OK, so how do you fix all that without a firewall?Figure 1 - Network Configurations Tab

This situation occurs because Client for Microsoft Networks and File and Printer Sharing are both bound to your TCP/IP protocols. TCP/IP broadcasts its presence on the Internet. NetBEUI does not broadcast its presence unless it is “bound” to TCP/IP. To fix that, open the Control Panel and open Network. See Figure 1.

Double click on TCP/IP -> your Ethernet card and TCP/IP -> Dial Up Adapter. For both of these protocols, select the Bindings tab. Uncheck both Client for Microsoft Networks and File and Printer Sharing. Windows will complain that you haven't bound the protocols to anything. Click OK. Later, Windows will complain that you don't have a complete network. That's OK too. See Figure 2 for how the screen should look after you make the changes.

Figure 2 TCP/IP Properties Bindings Tab

Figure 3 - NetBEUI Properties Bindings Tab
At this point, if you are on a LAN (All Road Runner customers are on a LAN), you should check to make sure that NetBEUI -> Ethernet card and NetBEUI -> Dial Up Adapter ARE bound to Client for Microsoft Networks and File and Printer Sharing.
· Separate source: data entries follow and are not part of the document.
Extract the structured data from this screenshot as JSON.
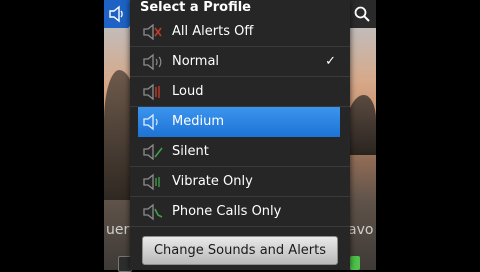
{
  "popup": {
    "title": "Select a Profile",
    "selected_index": 3,
    "items": [
      {
        "label": "All Alerts Off",
        "icon": "speaker-muted-icon",
        "accent": "#c23a2a",
        "checked": false
      },
      {
        "label": "Normal",
        "icon": "speaker-icon",
        "accent": "#9a9a9a",
        "checked": true
      },
      {
        "label": "Loud",
        "icon": "speaker-loud-icon",
        "accent": "#c23a2a",
        "checked": false
      },
      {
        "label": "Medium",
        "icon": "speaker-medium-icon",
        "accent": "#5aa8f2",
        "checked": false
      },
      {
        "label": "Silent",
        "icon": "speaker-silent-icon",
        "accent": "#3fa34a",
        "checked": false
      },
      {
        "label": "Vibrate Only",
        "icon": "vibrate-icon",
        "accent": "#3fa34a",
        "checked": false
      },
      {
        "label": "Phone Calls Only",
        "icon": "phone-calls-icon",
        "accent": "#3fa34a",
        "checked": false
      }
    ],
    "check_mark": "✓",
    "footer_button": "Change Sounds and Alerts"
  },
  "background": {
    "left_text": "uer",
    "right_text": "avo"
  },
  "colors": {
    "selection": "#2a82e4",
    "popup_bg": "#262626",
    "toolbar_blue": "#1d62c4"
  }
}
See Figure 3.

When you close Networks, you will be prompted for your Windows CD. The computer will spend several seconds doing something and you will be asked if you want to reboot the computer to complete the changes. Click Yes.

Once your computer is up and running, go back to and check your shields and ports again. You should get a report that your computer is no longer exposed to the Internet and that all your ports are closed. According to Gibson, that is as secure as anyone needs to be.

If, after you make the changes recommended, your POP-3 port is still open, Gibson will tell you that it is probably because you are running Norton System Works 2000 ( That version of Norton Anti Virus puts a proxy POP-3 server between your email software and the Internet. I had to go into NAV and disable Check incoming email on the properties page. According to Gibson, Symantec ( has provided a patch for the PoPserver, but it is not a good patch.

Am I more exposed to email viruses, worms, etc. now than I was? Yes, I suppose I am, but I'm no more exposed than I was last week when I was guarding my computer with Norton System Works version 2.

If you have a LAN in your home or office, you should make sure that files and printers to be shared are protected with good passwords. A good password has upper and lower case characters, numbers and cannot be deduced from you name, address, phone number, etc.

Why would anyone need a firewall? You would need one if you are hosting a server or connecting directly to other computers to exchange files through the Internet. If your network has a server (ours doesn't) that server should run a firewall. Norton Internet Security ( has a firewall, among other things, and is now available. Gibson reluctantly gives it a good report because Symantec bought the firewall from a company he admires.

Note: This article contains links to external web sites. Web addresses are constantly changing. There is no guarantee that the information links provided in this article will remain unbroken or up-to-date beyond the date that this article is originally published.